Feature in Issue 7-2 | Summer 1995

Sue Mitchell, former Greater London Arts Mime Development Worker and Dance and Mime Animateur for Banff and Buchan, describes her current work as Education Co-ordinator in HM Prison Peterhead.

For many of the inmates in Peterhead prison, it is through the loss of physical freedom that they begin to explore the long and challenging path of personal development, forced to look deeply at themselves and the acts which have brought them to prison in the first place.

Having nowhere to run, when they go behind the doors at night they come face to face with themselves. Not only must they come to accept who they are and what they have done, but from that deep abyss inch themselves up in order to feel that they are good enough to become responsible members of society again and lead a worthwhile existence on release.

The Education Unit at Peterhead, a protection jail, housing 220 men, most of whom are serving long-term prison sentences for sex offences or other serious crimes, is one of the spaces within the system which provides the appropriate environment for learning, relaxation and creative work – and ultimately rehabilitation. The aim is to release back into the community responsible people, who can participate fully once again in family life, as well as becoming part of the community at large.

How can this be achieved?

For many, imprisonment is, on an emotional and pragmatic level, a deep bereavement. Loss of self, partner, children, home, job often mixed in with guilt, shame and self-loathing.

In order to gain the most from therapeutic programmes, which address offending behaviour, prisoners often have to rebuild their self-esteem, confidence and trust, both in themselves and others. They need another way of looking at the world and each other; another form of communication which can develop their listening skills and enable them to discern the difference between assertiveness and aggression; the feeling of being a part of a team which is about cooperation rather than competition; and the very real feelings of empowerment which the creative process brings.

It is for all these reasons and many more that the drama group holds a crucial place within the Education Programme. Some of the present group have now worked with me for almost three years. They are excellent improvisers, have alert and inventive ways of resolving problems in the theatre space, are comfortable with contact work, and are good with masks – in short, have a solid training behind them and a firm grasp of how to collectively create devised work.

The warm-up is physical, vocal and playful. For it is in the empty space that the jail gets left behind, that the problems which stem from simply being imprisoned disappear.

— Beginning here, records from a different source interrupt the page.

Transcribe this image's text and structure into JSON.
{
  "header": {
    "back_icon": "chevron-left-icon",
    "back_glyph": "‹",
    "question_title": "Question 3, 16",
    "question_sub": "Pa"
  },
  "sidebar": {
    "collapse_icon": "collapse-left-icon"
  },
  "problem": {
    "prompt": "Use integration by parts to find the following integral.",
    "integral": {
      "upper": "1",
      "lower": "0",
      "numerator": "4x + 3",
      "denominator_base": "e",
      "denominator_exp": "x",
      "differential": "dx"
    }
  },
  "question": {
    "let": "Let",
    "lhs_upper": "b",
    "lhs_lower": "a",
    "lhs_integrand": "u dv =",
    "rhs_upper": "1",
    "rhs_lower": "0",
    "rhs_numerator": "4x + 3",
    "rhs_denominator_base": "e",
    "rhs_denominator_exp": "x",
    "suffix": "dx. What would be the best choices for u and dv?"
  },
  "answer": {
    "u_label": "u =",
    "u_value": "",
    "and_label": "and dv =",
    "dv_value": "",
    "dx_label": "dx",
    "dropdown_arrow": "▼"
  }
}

Anyone who has worked with any section of the community, right through the multiple groupings of age, sex, ethnic origin, and special needs, knows and values this magical process of starting from nothing and creating something as a group. It can be as tangible as a finished performance or as intangible as the particular feeling of satisfaction that the non-verbal states of communication, dynamic interaction, suspension or stillness can bring.

Working with a group in a prison is no different. The group comes together for a shared purpose, which is an end in itself. However, it is clear to me that the spin-offs are far reaching

The conflicts have to be negotiated and resolved. Everyone has to be prepared to work with any member of the group. It’s a chance to make a complete fool of oneself. It’s also a chance to achieve and succeed. It’s vital to listen and be heard. Sometimes you can hear a pin drop as people breathe together. The concentration is terrific and the laughter is right from the belly.

In ‘acting’, people are finding out who they are, their personal voice, their strengths and weaknesses.

I am immensely proud of the group’s achievements and feel privileged to work with them – including the individuals who occasionally cause me grief.

This article in the magazine

Issue 7-2
p. 16